“a vast landscape of sandstone goblins”
Goblin Valley State Park is a showcase of geologic history. Exposed cliffs reveal parallel layers of rock bared by erosion. Because of the uneven hardness of sandstone, some patches resist erosion much better than others. The softer material is removed by wind and water, leaving thousands of unique, geologic goblins. Water erosion and the smoothing action of windblown dust work together to shape the goblins. Bedrock is exposed because of the thin soil and lack of vegetation. When rain does fall, there are few plant roots and little soil to capture and hold the water, which quickly disappears, in muddy streams without penetrating the bedrock.
Such a cool area, and a really awesome place to hike around and explore. You can walk among the hoodoos, which are like nothing I've ever seen, and get some out-of-this-world photos. Like Anna said the park is pretty out of the way, but Highway 24 is an awesome drive and park is absolutely worth a visit.
One of the most beautifully alien and under-rated parks in Utah. Bring plenty of supplies especially water- this park is desolate. Even the entrance is about 20 miles into private property. There were many families in the park once we pulled into the service area but I would not want a flat tire here even in peak season.
GO NOW. The park is currently under evaluation by the Park Service due to some high profile incidents of people trashing the place. I would not be surprised if they closed large areas off for preservation. Right now you can walk right up to the hoodoos and through the entire place.
It can get hotter than hell here, so you absolutely will want to bring lots of water. And food, too. Honestly, it's a really unique park and even though it's sort of in the middle of nowhere, it's worth the drive.

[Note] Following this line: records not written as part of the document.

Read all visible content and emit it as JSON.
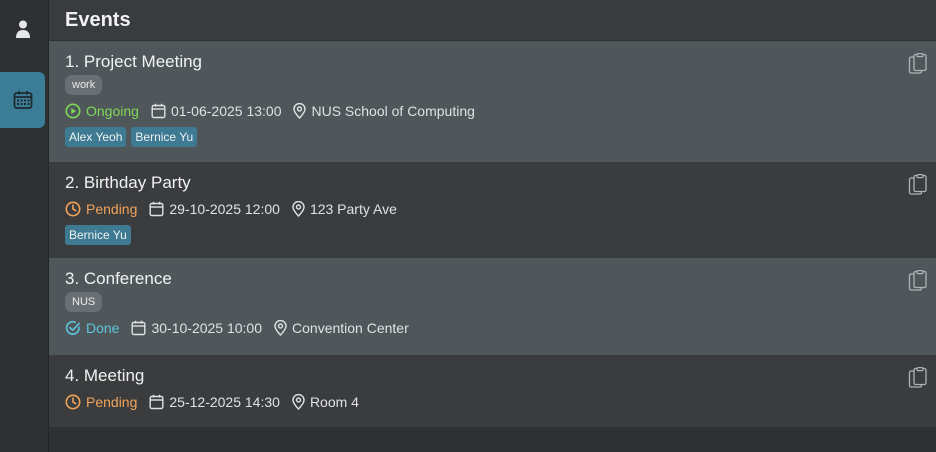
{
  "header": {
    "title": "Events"
  },
  "sidebar": {
    "items": [
      {
        "icon": "person-icon"
      },
      {
        "icon": "calendar-icon"
      }
    ]
  },
  "colors": {
    "ongoing": "#7ed957",
    "pending": "#f0a45a",
    "done": "#5ec7df",
    "accent": "#3b7d96"
  },
  "events": [
    {
      "title": "1. Project Meeting",
      "tags": [
        "work"
      ],
      "status": "Ongoing",
      "datetime": "01-06-2025 13:00",
      "location": "NUS School of Computing",
      "people": [
        "Alex Yeoh",
        "Bernice Yu"
      ]
    },
    {
      "title": "2. Birthday Party",
      "tags": [],
      "status": "Pending",
      "datetime": "29-10-2025 12:00",
      "location": "123 Party Ave",
      "people": [
        "Bernice Yu"
      ]
    },
    {
      "title": "3. Conference",
      "tags": [
        "NUS"
      ],
      "status": "Done",
      "datetime": "30-10-2025 10:00",
      "location": "Convention Center",
      "people": []
    },
    {
      "title": "4. Meeting",
      "tags": [],
      "status": "Pending",
      "datetime": "25-12-2025 14:30",
      "location": "Room 4",
      "people": []
    }
  ]
}
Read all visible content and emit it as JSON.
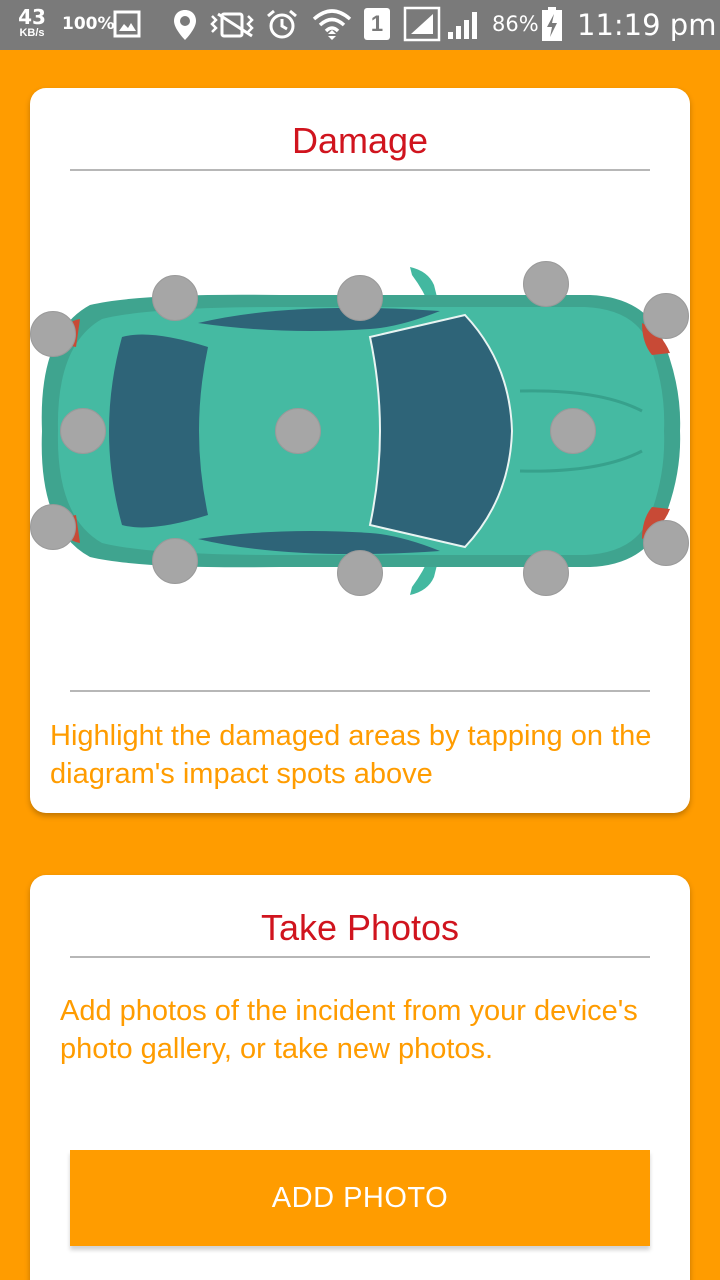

Hike the trails, explore amongst the rocks (but don't be like that jerk Boy Scout leader who knocked some of the hoodoos over and got busted). Oh, and check out the Three Sisters formation-- definitely one of the funkiest things Mother Nature has ever created.
I really loved this place, but the others I was with refused to leave the picnic area. We were there in Oct. and it was hot, I couldn't imagine what it would be like in summer. I though it was great b/c you could actually go into it and fart around without restriction. I would caution exuberant types that if you hike far enough to not be able to see the observation area/pavilion you might become disoriented so keep your wits about you. They're called "hoodoos"
Incredible. Pick your campsite with the afternoon sun in mind. Dog Friendly with some nice trails in and out of the hoodoos. Also had a great time with the Disc Golf course. Take some of the back trails that wind through the mud hills. Pretty cool stuff.
Oh my gosh this place was so much fun. It's not far from Arches. Go.
A fun place run and walk around all the amazing rock formations. We almost felt like we were on a different planet. Worth the side trip off the main highway that looks like your going nowhere, but stay with it. I loved some of my photos I took of all the rocks I came home and painted pictures of them! If you like to camp there are some nice little sites not far from the rock nestled against bigger rocks!
Really strange and haunting stone formations in a desert-like environment. The "goblins" are located within an easy reach, just a short walk from the parking lot. The nearby Little White Horse slot canyon may be worth exploring too.
Very cool park! Was fun to be able to walk out and around the "Goblins"
This is a fun place to just run around. Short hill down to the valley floor, but a pretty flat walk as far as you feel like roaming. Truly a unique natural wonder and some interesting photography opportunities.
Flash floods are rare, but can be a very real danger in the Utah canyons.
Be the first to add a review to the Goblin Valley State Park.
Goblin Valley State Park
- Sun - Sat: 6:00 am - 10:00 pm
Is there a problem with this listing? Let us know.
Not Wheelchair Accessible